Rallies and vigils have been held across Pakistan in support of a 14-year-old activist for girls’ education who was left seriously wounded in a targeted shooting. Malala Yousafzai was on her way home from school in an area of northwest Pakistan when militants stopped the vehicle she was traveling in. One man reportedly asked for Malala by name and then shot her in the head and neck. The Pakistani Taliban has since claimed responsibility for the attack, saying it targeted her speaking out against them as well as against “Islam and sharia.” Malala has been celebrated worldwide for opposing the Taliban’s efforts to stop girls from attending school.
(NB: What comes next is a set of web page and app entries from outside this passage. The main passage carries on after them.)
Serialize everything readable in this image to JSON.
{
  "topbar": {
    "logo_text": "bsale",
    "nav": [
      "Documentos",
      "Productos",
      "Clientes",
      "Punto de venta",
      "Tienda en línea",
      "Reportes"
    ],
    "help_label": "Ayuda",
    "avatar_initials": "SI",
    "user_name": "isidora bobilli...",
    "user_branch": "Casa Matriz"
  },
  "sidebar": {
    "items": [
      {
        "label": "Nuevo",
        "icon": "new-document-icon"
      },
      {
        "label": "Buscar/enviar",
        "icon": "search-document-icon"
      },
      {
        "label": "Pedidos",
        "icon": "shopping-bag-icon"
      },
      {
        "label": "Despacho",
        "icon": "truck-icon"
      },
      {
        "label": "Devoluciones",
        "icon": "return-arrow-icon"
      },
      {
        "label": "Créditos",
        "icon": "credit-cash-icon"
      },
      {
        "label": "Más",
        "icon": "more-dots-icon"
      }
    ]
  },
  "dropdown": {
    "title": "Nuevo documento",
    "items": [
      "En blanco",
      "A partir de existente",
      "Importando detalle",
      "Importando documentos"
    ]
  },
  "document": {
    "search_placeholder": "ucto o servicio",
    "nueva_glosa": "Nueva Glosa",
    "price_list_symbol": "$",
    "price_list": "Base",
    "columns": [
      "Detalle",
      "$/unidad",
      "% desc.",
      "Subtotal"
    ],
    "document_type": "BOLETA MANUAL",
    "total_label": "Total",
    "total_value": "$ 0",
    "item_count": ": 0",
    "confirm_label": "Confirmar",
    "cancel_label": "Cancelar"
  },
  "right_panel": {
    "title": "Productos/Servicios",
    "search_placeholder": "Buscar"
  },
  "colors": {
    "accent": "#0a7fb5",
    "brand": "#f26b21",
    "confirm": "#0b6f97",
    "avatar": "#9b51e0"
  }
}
On Wednesday, hundreds of people gathered in several Pakistani cities to condemn the attack.
Tahia Abdulla: “There’s nothing more cowardly than for grown men to be attacking a small little girl of 14 years old. I condemn it in the strongest possible terms, and I think there can be nothing more cowardly than this.”
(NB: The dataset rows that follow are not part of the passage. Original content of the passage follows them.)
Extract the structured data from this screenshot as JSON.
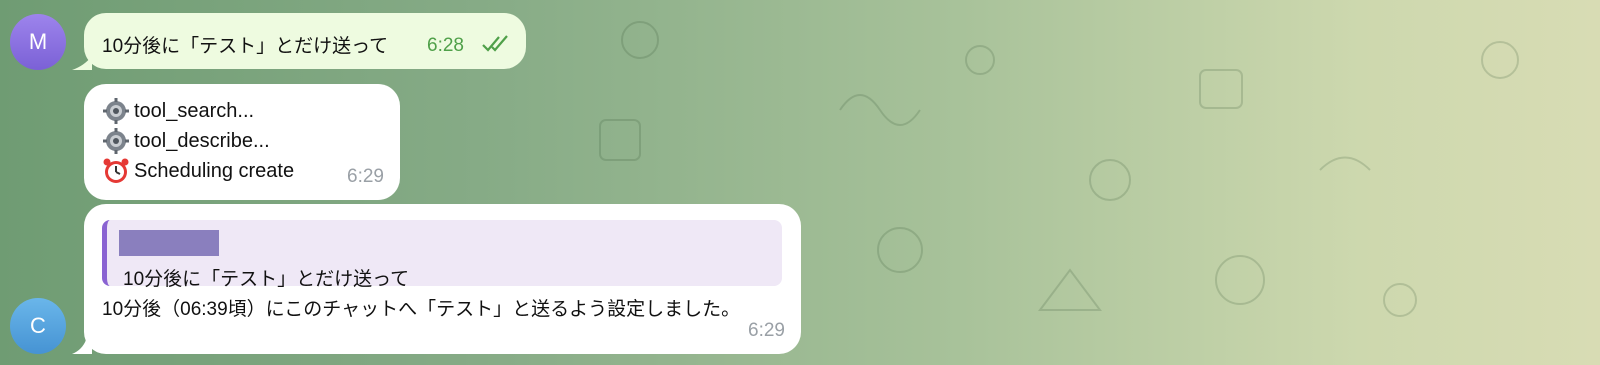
{
  "messages": {
    "outgoing": {
      "text": "10分後に「テスト」とだけ送って",
      "time": "6:28",
      "status": "double-check-icon"
    },
    "tool_status": {
      "lines": [
        {
          "icon": "gear-icon",
          "text": "tool_search..."
        },
        {
          "icon": "gear-icon",
          "text": "tool_describe..."
        },
        {
          "icon": "alarm-clock-icon",
          "text": "Scheduling create"
        }
      ],
      "time": "6:29"
    },
    "reply": {
      "quoted_text": "10分後に「テスト」とだけ送って",
      "text": "10分後（06:39頃）にこのチャットへ「テスト」と送るよう設定しました。",
      "time": "6:29"
    }
  },
  "avatars": {
    "user": "M",
    "bot": "C"
  },
  "colors": {
    "outgoing_bubble": "#eefbe0",
    "incoming_bubble": "#ffffff",
    "check": "#4fa049",
    "quote_bar": "#8a63d2"
  }
}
Malala is said to be in stable condition after undergoing surgery to remove a bullet from her skull. The Pakistani government has offered a bounty of more than $100,000 for the capture of those who shot her.
In Russia, a court has freed one of three jailed members of the punk protest group Pussy Riot, but upheld prison sentences for the other two. In a case that has drawn international attention, the women were found guilty of hooliganism motivated by religious hatred after performing a “punk prayer” inside a cathedral, exhorting the Virgin Mary to get rid of Russian leader Vladimir Putin. Yekaterina Samutsevich was released Wednesday after her lawyers argued she played less of a role in the protest because she was ejected from the cathedral before she could remove her guitar from its case. At a court hearing, jailed Pussy Riot member Maria Alyokhina apologized to church members offended by the action, saying the intended target had been Putin and Russian elites.
Maria Alyokhina: “Dear believers, we did not want to insult you. We never had such intentions. We went to the cathedral to voice our protest, our desperate protest against the merging of the religious elites and the political elites of our country.”
The two Pussy Riot members who remain behind bars will be jailed for another two years.
A federal appeals court has reinstated a Montana law limiting donations to political campaigns. The law was among several that have been struck down in Montana in decisions citing the Supreme Court’s landmark Citizens United ruling that allowed unlimited corporate spending on elections. But this week, the 9th U.S. Circuit Court of Appeals reversed an earlier challenge, saying the judge who struck it down needs to provide his full reasoning for allowing unlimited money in political campaigns.